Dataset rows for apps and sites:
___

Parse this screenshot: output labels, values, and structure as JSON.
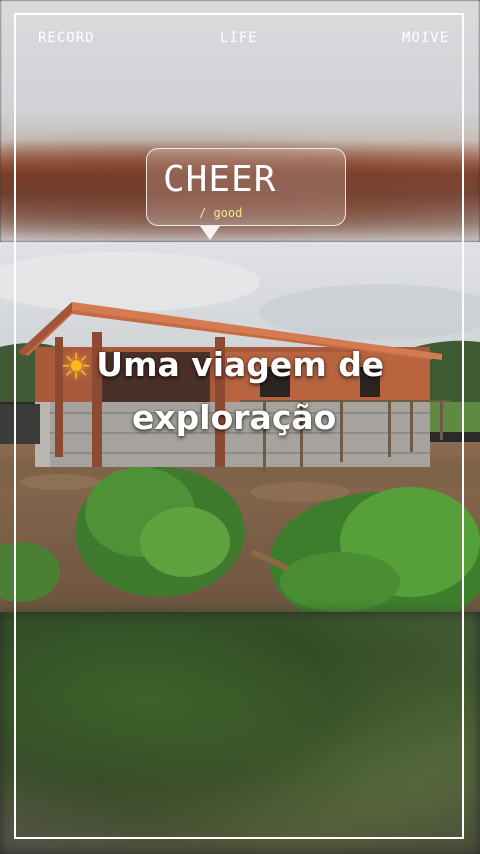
{
  "nav": {
    "record": "RECORD",
    "life": "LIFE",
    "moive": "MOIVE"
  },
  "bubble": {
    "title": "CHEER",
    "subtitle": "/ good"
  },
  "caption": {
    "icon": "sun-icon",
    "line1": "Uma viagem de",
    "line2": "exploração"
  },
  "colors": {
    "frame": "#ffffff",
    "bubble_subtitle": "#f5e58a",
    "sun": "#ffb51e"
  }
}
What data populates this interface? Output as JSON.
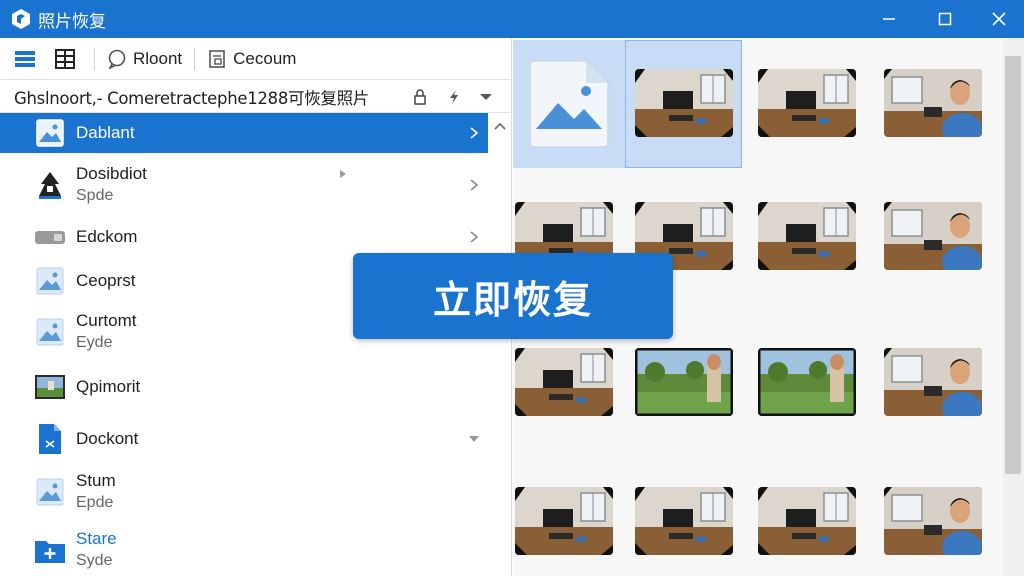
{
  "window": {
    "title": "照片恢复",
    "controls": [
      "minimize",
      "maximize",
      "close"
    ]
  },
  "colors": {
    "accent": "#1a73cf",
    "selected_cell": "#c8ddf5"
  },
  "toolbar": {
    "view_icon": "list-view-icon",
    "grid_icon": "grid-icon",
    "recent_label": "Rloont",
    "document_label": "Cecoum"
  },
  "pathbar": {
    "path": "Ghslnoort,- Comeretractephe1288可恢复照片",
    "icons": [
      "lock-icon",
      "flash-icon",
      "dropdown-icon"
    ]
  },
  "sidebar": {
    "items": [
      {
        "name": "Dablant",
        "sub": "",
        "icon": "image-file-icon",
        "selected": true
      },
      {
        "name": "Dosibdiot",
        "sub": "Spde",
        "icon": "app-icon",
        "selected": false
      },
      {
        "name": "Edckom",
        "sub": "",
        "icon": "drive-icon",
        "selected": false
      },
      {
        "name": "Ceoprst",
        "sub": "",
        "icon": "image-file-icon",
        "selected": false
      },
      {
        "name": "Curtomt",
        "sub": "Eyde",
        "icon": "image-file-icon",
        "selected": false
      },
      {
        "name": "Qpimorit",
        "sub": "",
        "icon": "photo-thumbnail-icon",
        "selected": false
      },
      {
        "name": "Dockont",
        "sub": "",
        "icon": "document-icon",
        "selected": false
      },
      {
        "name": "Stum",
        "sub": "Epde",
        "icon": "image-file-icon",
        "selected": false
      },
      {
        "name": "Stare",
        "sub": "Syde",
        "icon": "add-folder-icon",
        "selected": false
      }
    ]
  },
  "recover_button": {
    "label": "立即恢复"
  },
  "gallery": {
    "rows": [
      [
        "placeholder",
        "desk",
        "desk",
        "person"
      ],
      [
        "desk",
        "desk",
        "desk",
        "person"
      ],
      [
        "desk",
        "outdoor",
        "outdoor",
        "person"
      ],
      [
        "desk",
        "desk",
        "desk",
        "person"
      ]
    ],
    "selected": [
      0,
      1
    ]
  }
}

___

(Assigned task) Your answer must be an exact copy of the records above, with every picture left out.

(The answer)
Parse this screenshot: output labels, values, and structure as JSON.
{
  "nav": {
    "record": "RECORD",
    "life": "LIFE",
    "moive": "MOIVE"
  },
  "bubble": {
    "title": "CHEER",
    "subtitle": "/ good"
  },
  "caption": {
    "icon": "sun-icon",
    "line1": "Uma viagem de",
    "line2": "exploração"
  },
  "colors": {
    "frame": "#ffffff",
    "bubble_subtitle": "#f5e58a",
    "sun": "#ffb51e"
  }
}
What data populates this interface? Output as JSON.
{
  "window": {
    "title": "照片恢复",
    "controls": [
      "minimize",
      "maximize",
      "close"
    ]
  },
  "colors": {
    "accent": "#1a73cf",
    "selected_cell": "#c8ddf5"
  },
  "toolbar": {
    "view_icon": "list-view-icon",
    "grid_icon": "grid-icon",
    "recent_label": "Rloont",
    "document_label": "Cecoum"
  },
  "pathbar": {
    "path": "Ghslnoort,- Comeretractephe1288可恢复照片",
    "icons": [
      "lock-icon",
      "flash-icon",
      "dropdown-icon"
    ]
  },
  "sidebar": {
    "items": [
      {
        "name": "Dablant",
        "sub": "",
        "icon": "image-file-icon",
        "selected": true
      },
      {
        "name": "Dosibdiot",
        "sub": "Spde",
        "icon": "app-icon",
        "selected": false
      },
      {
        "name": "Edckom",
        "sub": "",
        "icon": "drive-icon",
        "selected": false
      },
      {
        "name": "Ceoprst",
        "sub": "",
        "icon": "image-file-icon",
        "selected": false
      },
      {
        "name": "Curtomt",
        "sub": "Eyde",
        "icon": "image-file-icon",
        "selected": false
      },
      {
        "name": "Qpimorit",
        "sub": "",
        "icon": "photo-thumbnail-icon",
        "selected": false
      },
      {
        "name": "Dockont",
        "sub": "",
        "icon": "document-icon",
        "selected": false
      },
      {
        "name": "Stum",
        "sub": "Epde",
        "icon": "image-file-icon",
        "selected": false
      },
      {
        "name": "Stare",
        "sub": "Syde",
        "icon": "add-folder-icon",
        "selected": false
      }
    ]
  },
  "recover_button": {
    "label": "立即恢复"
  },
  "gallery": {
    "rows": [
      [
        "placeholder",
        "desk",
        "desk",
        "person"
      ],
      [
        "desk",
        "desk",
        "desk",
        "person"
      ],
      [
        "desk",
        "outdoor",
        "outdoor",
        "person"
      ],
      [
        "desk",
        "desk",
        "desk",
        "person"
      ]
    ],
    "selected": [
      0,
      1
    ]
  }
}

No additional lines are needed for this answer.